Fargo Marathon Madness; Fun for Non-Runners, Too

The Fargo Marathon celebrates its ninth year this weekend (May 16-18, 2013) and if you’ve never been in the thick of things, make this your year to check it out.

Even if you’re a dedicated non-runner like me, there are still ways you can get in on the event that attracted over 24,000 participants from all over the world last year and promises even more this year.

Here are five of my favorite ways experience Marathon madness.

Fargo Marathon Runners

The 10K, Marathon Relay, Half and Full Marathon aren’t taking registrations for 2013, but the Blue Cross Blue Shield 5K on Friday, May 17th is still open.

Organizers are closing in on their goal to hit 10,000 runners, which would make the event one of the largest 5K races in the country and would also provide 1,000 pairs of running shoes to kids in our area.

You can register online here or register in person at the Fargodome on Thursday from Noon to 9 p.m. or Friday from 10 a.m. – 5 p.m.

Party Provisions
Throw a Party:
Unlike some larger marathons, this course runs through both urban and residential neighborhoods. So if you have a house on the marathon route (or if you know someone who does) you have a front row seat for the metro’s biggest block party and practically an obligation to throw (or attend) a crazy Marathon bash.

Since the events start early on Saturday — the 10K at 7 a.m. followed by the Half Marathon at 7:30 a.m. and the Full Marathon at 8:15 a.m. — most folks put the coffee on, pour some mimosas or a bloody mary or two, set out a breakfast spread, crank up some music and scream themselves silly as the runners come by.

If you want to get really ambitious, see below for tips on how to maximize your cheering section and explore the Marathon festivities in your neighborhood.


Catch Live Music
If you’re already in a particular neighborhood on the marathon route to watch and cheer, you’ll hear music coming from every direction. The marathon hosts several live acts every mile so you won’t have to walk far to check out something new.

Last year I caught four bands, an Elvis impersonator and a Native American drum circle and I only walked for a few minutes.

If you want to party with the runners themselves, check out the 27th Mile Post-Party at The Venue after the race on Saturday afternoon.

The 21+, General Admission show features Firehouse, GB Leighton, Silverado and Pop Rocks. Doors open at noon and you can score tickets here.

Cup Close-Up

Individuals and groups come out to help with the marathon in a big way and their energy adds so much to the atmosphere of the event.

I’ve worn red and cheered along with my fellow MSUM Dragon alumni and handed out water and energy drinks with my coworkers, and there’s nothing like the rush of activity when a flood of runners come flying around a corner.

All of the aid stations are already staffed for 2013, but individual positions are still available — find out how you can help here.

If your group wants to volunteer for 2014, you can get set up here.

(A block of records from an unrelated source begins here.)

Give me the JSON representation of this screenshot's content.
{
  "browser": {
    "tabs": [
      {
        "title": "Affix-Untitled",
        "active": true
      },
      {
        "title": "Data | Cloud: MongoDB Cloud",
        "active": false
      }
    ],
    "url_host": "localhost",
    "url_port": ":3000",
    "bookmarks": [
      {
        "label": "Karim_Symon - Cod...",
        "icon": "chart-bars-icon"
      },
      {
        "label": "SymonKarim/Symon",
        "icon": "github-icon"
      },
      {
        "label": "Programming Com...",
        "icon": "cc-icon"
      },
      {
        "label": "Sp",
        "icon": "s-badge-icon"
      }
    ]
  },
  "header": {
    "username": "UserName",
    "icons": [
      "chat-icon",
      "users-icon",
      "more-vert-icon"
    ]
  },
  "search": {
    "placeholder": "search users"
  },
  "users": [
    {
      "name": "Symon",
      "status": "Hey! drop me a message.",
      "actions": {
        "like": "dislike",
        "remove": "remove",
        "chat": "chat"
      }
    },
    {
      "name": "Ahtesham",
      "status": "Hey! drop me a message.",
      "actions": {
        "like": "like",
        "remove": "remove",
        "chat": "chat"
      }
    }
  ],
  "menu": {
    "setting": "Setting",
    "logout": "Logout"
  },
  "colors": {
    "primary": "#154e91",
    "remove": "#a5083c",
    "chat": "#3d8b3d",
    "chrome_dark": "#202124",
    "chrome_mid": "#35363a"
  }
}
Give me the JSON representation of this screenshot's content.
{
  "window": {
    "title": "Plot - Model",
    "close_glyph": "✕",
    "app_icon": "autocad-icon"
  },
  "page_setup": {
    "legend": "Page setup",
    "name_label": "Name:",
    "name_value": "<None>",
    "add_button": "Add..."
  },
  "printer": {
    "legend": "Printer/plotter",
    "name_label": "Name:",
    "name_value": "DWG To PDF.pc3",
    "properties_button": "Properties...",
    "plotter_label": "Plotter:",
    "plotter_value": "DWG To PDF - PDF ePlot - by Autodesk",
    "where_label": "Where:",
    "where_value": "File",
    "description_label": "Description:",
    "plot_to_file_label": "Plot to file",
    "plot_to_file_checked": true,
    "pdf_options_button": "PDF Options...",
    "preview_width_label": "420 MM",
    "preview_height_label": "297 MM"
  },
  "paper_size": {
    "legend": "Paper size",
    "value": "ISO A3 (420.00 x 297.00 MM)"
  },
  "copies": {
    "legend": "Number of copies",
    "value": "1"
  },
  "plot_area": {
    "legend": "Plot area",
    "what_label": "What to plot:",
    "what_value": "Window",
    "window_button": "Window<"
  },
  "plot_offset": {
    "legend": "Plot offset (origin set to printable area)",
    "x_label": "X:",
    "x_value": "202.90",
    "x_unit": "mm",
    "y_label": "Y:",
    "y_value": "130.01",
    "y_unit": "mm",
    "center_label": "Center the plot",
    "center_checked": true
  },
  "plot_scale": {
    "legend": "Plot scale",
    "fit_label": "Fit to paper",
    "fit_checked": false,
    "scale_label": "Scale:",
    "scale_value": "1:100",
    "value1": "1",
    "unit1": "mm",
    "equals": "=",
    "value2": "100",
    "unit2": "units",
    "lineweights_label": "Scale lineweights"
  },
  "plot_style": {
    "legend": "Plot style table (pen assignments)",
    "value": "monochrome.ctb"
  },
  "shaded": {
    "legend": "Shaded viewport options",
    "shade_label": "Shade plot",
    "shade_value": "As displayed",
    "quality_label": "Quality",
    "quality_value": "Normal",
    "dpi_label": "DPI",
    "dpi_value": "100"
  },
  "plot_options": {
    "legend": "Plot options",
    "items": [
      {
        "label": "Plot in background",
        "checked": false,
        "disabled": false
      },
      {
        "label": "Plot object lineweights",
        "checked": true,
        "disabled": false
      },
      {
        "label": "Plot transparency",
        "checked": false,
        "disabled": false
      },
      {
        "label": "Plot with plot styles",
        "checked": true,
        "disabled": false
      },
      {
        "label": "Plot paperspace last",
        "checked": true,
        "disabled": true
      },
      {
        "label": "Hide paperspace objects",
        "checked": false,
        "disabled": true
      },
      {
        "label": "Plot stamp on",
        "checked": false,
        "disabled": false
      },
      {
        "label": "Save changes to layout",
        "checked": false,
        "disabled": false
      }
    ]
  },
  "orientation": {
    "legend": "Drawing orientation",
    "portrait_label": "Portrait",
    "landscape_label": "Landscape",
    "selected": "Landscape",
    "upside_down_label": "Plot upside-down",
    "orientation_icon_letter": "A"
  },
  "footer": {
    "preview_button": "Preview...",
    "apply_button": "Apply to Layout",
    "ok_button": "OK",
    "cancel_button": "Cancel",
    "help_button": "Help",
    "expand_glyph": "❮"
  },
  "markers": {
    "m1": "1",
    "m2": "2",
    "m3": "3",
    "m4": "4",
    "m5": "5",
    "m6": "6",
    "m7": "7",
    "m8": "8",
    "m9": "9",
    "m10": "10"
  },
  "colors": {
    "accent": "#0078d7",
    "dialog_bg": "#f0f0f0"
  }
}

My favorite Fargo Marathon Sign
Watch and Cheer:
The runners say that the Fargo Marathon is fun because the crowd really gets into it. I’ve been a spectator for years and the exchange of energy between the runners and the spectators is one of my favorite parts of the event — it’s really something you have to experience to believe.

Here are a few of my favorite neighborhoods to check out the action:

The craziest atmosphere is usually found near the beginning of the course, in the residential neighborhoods along south 8th and 9th Streets. Homeowners in this historic area throws some of the best (and wildest) early morning Marathon parties in town — I’m talking kids games, bubble machines, American Gold Gymnasts, karaoke — the works.  Even casual passerby can can feed off the energy of this crazy environment.

Downtown is fun for people that want to see the runners and a little historical ambiance at the same time. Since the runners are in the area later in the morning, it’s easy to grab some food, drinks or do a little shopping afterward.

The tree-lined streets of the North Side are quieter and very family friendly, since there’s less overall traffic and plenty of parks and nearby open spaces for kids to run and play. Your presence there is especially needed, since the runners are in the homestretch with just a few miles to go. Since the runners come through in late morning or very early afternoon, it’s a great spot to nurse a coffee, catch a little sun or enjoy some lunch.

And of course you can’t beat the adrenaline rush of being at the starting line or watching the runners cross the finish line inside the Fargodome.

You don’t need anything to cheer, but making signs, bringing music, noisemakers, lawn chairs, lawn games and refreshments can elevate even a small gathering of friends on a boulevard into a full-on party.

I’ve seen groups decked out in crazy matching outfits, spontaneous bean bag tournaments, mid-day picnics and more. If the weather’s right, the sky’s the limit.

How are you celebrating Marathon weekend? Send me pictures!


Alicia Underlee Nelson

Leave a Reply

Your email address will not be published. Required fields are marked *